Today I'm sharing a recipe which is not so traditional to bengalis, but North Indians definitely prepare this during these festive days or on any special occasssions. I also love to prepare during festive days or on any special occasssions.
Malai Kofta is a dish where firstly, koftas(soft fried ball) are made either with minced meat or mince vegetables and then the koftas are cooked in a spicy sauce with malai or fresh cream.
Potato : 2-3(boiled & mashed)
Cottage cheese(paneer) : 1 cup(grated)
Green peas : 1 cup(boiled) [Mix-vegetable can also be used here]
Green Chillies : 2(chopped)
Coriander powder : 2 tsp.

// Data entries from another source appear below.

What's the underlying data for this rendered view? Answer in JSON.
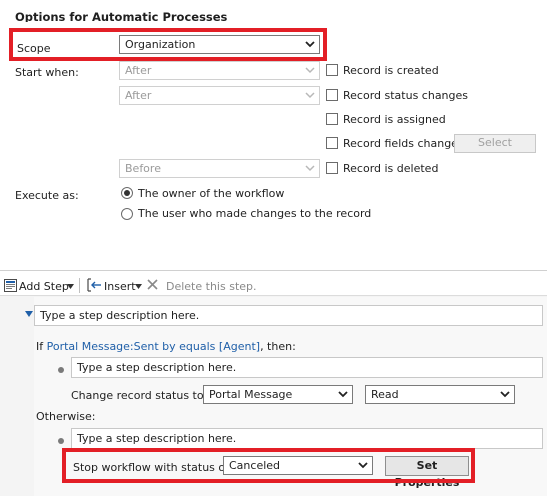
{
  "options": {
    "heading": "Options for Automatic Processes",
    "scope_label": "Scope",
    "scope_value": "Organization",
    "start_when_label": "Start when:",
    "start_after_1": "After",
    "start_after_2": "After",
    "start_before": "Before",
    "record_created": "Record is created",
    "record_status_changes": "Record status changes",
    "record_assigned": "Record is assigned",
    "record_fields_change": "Record fields change",
    "select_button": "Select",
    "record_deleted": "Record is deleted",
    "execute_as_label": "Execute as:",
    "execute_owner": "The owner of the workflow",
    "execute_user": "The user who made changes to the record"
  },
  "toolbar": {
    "add_step": "Add Step",
    "insert": "Insert",
    "delete_step": "Delete this step."
  },
  "steps": {
    "step_placeholder": "Type a step description here.",
    "if_prefix": "If",
    "condition_link": "Portal Message:Sent by equals [Agent]",
    "then_suffix": ", then:",
    "change_status_label": "Change record status to:",
    "change_status_entity": "Portal Message",
    "change_status_value": "Read",
    "otherwise_label": "Otherwise:",
    "stop_label": "Stop workflow with status of:",
    "stop_value": "Canceled",
    "set_properties": "Set Properties"
  },
  "colors": {
    "highlight": "#e31f26",
    "link": "#1f5fa8",
    "editor_background": "#f4f4f4"
  }
}
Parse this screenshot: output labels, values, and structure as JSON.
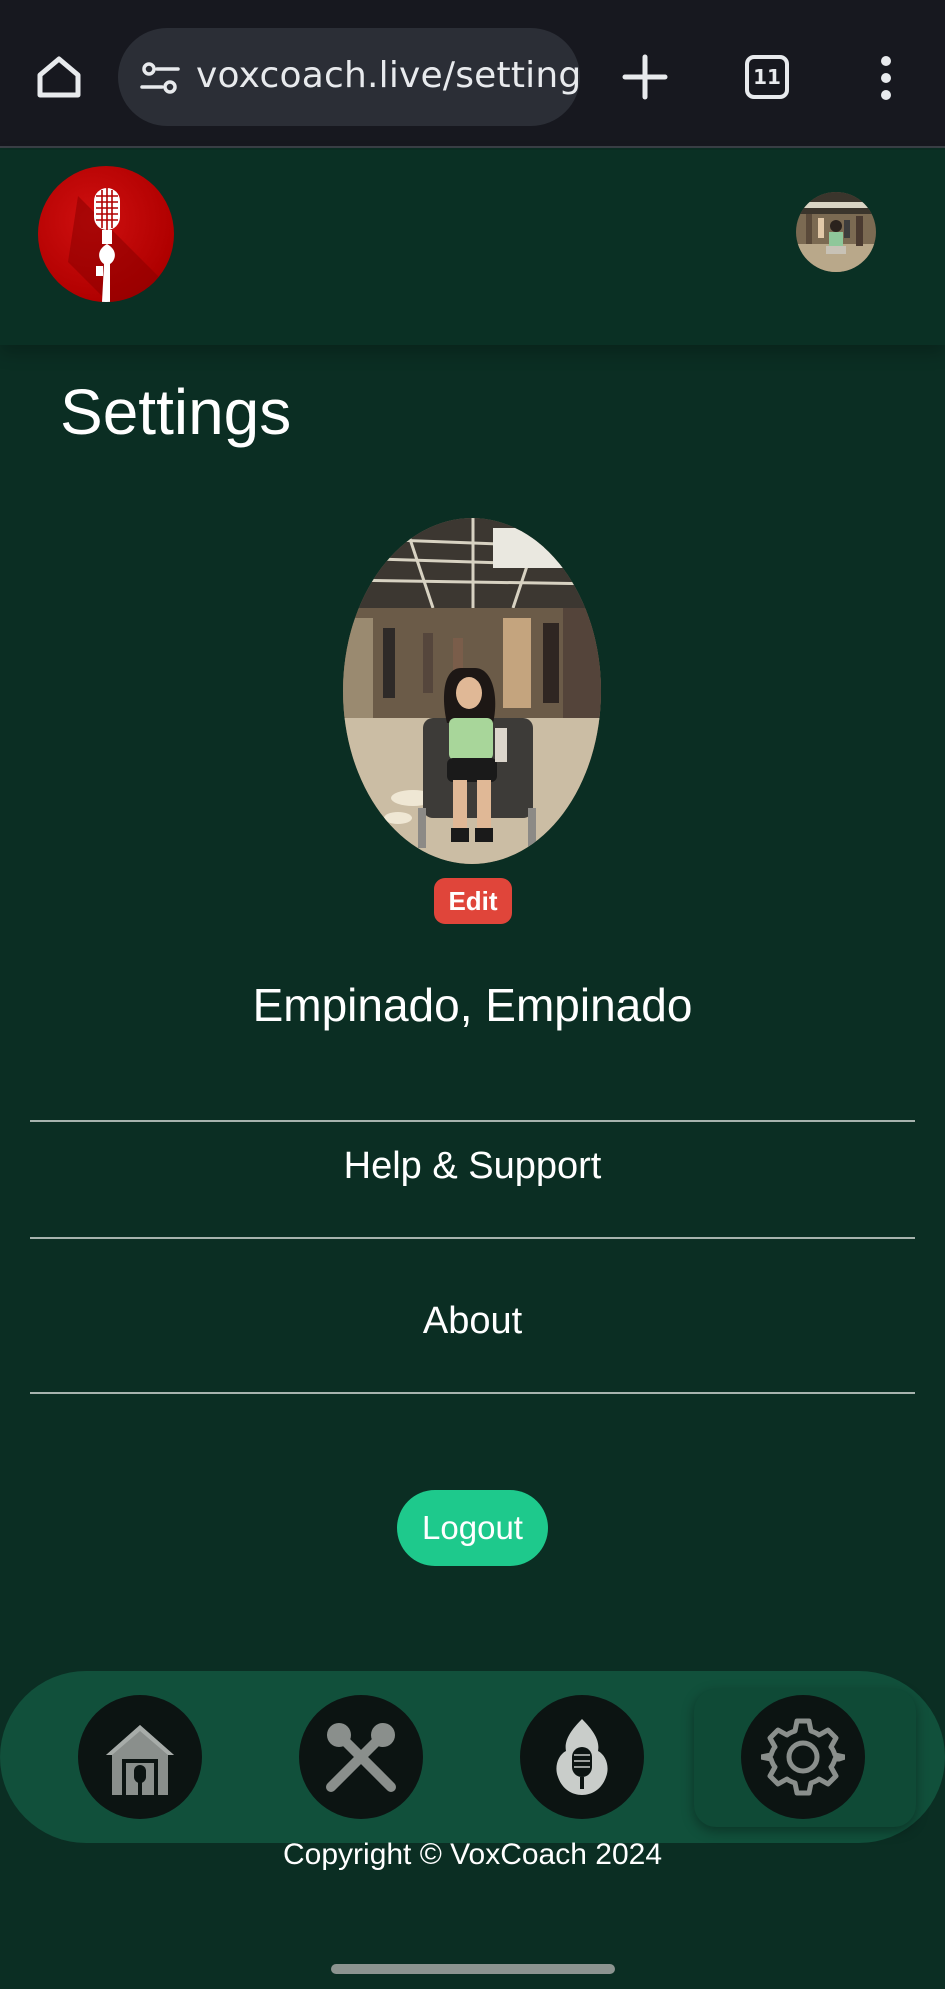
{
  "browser": {
    "url": "voxcoach.live/settings",
    "tab_count": "11",
    "icons": {
      "home": "home-icon",
      "site_settings": "tune-icon",
      "new_tab": "plus-icon",
      "tabs": "tab-switcher-icon",
      "menu": "more-vert-icon"
    }
  },
  "header": {
    "logo": "microphone-logo",
    "avatar": "user-avatar"
  },
  "page": {
    "title": "Settings"
  },
  "profile": {
    "edit_label": "Edit",
    "name": "Empinado, Empinado"
  },
  "menu": {
    "items": [
      {
        "label": "Help & Support"
      },
      {
        "label": "About"
      }
    ]
  },
  "actions": {
    "logout_label": "Logout"
  },
  "bottom_nav": {
    "items": [
      {
        "icon": "home-icon"
      },
      {
        "icon": "crossed-microphones-icon"
      },
      {
        "icon": "flame-microphone-icon"
      },
      {
        "icon": "settings-gear-icon",
        "active": true
      }
    ]
  },
  "footer": {
    "copyright": "Copyright © VoxCoach 2024"
  },
  "colors": {
    "background": "#0b2e23",
    "edit_button": "#e0453a",
    "logout_button": "#1ec98c",
    "nav_bar": "#11503b",
    "logo_red": "#b00000"
  }
}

Cumin powder : 2 tsp.
Red chilli powder : 1-2 tsp.
Fresh coriander leaves : 1/2 cup(finely chopped)
Cornstarch/cornflour as needed to bind the koftas
Salt to taste
Oil for deep frying the koftas
For Gravy :::::::::::::::
Onion paste : 1/2 cup
Ginger-garlic paste : 3 tblsp.
Tomato Puree : 1/2 cup( puree of 3 big tomatoes)
Turmeric powder : 2 tsp.
Red chilli powder : 2 tsp. or to taste
Coriander powder : 2 tsp.
Garam Masala Powder : 1 tsp.
Oil : 2 tblsp.
Salt to taste
Fresh Cream : 2 tblsp.
Fresh coriander leaves for garnishing
- In a bowl, take boiled potatoes, grated cheese and boiled green peas, mash everything well, there should not be any lumps. Add rest of the ingredients except cornflour. Mix well again. Mixture should not be soggy, if you feel it is little soggy, add little cornflour to the mix. Now, make round balls from the mix. Your koftas are ready to fry.
- Heat enough oil to deep fry the koftas. In medium flame, carefully fry the koftas from all sides till lightly brown. Drain on paper towel.
- Now prepare the gravy where koftas will be cooked. Heat 2 tblsp. oil in a frying pan, add onion paste and saute until it changes color. then add ginger-garlic paste and all the spice powders except garam masala. When oil seperates, add tomato puree and mix well. Cook for another 2-3 minutes.
- Finally, add garam masala powder and add fresh cream after you remove the pan from fire, as the heat can curdle the whole gravy. Again put the pan on heat and cook for another 2 minutes. Remove from fire and keep aside.
- Just before serving, add fried koftas to the gravy. Warm a bit and serve hot. Garnish the gravy with fresh coriander leaves.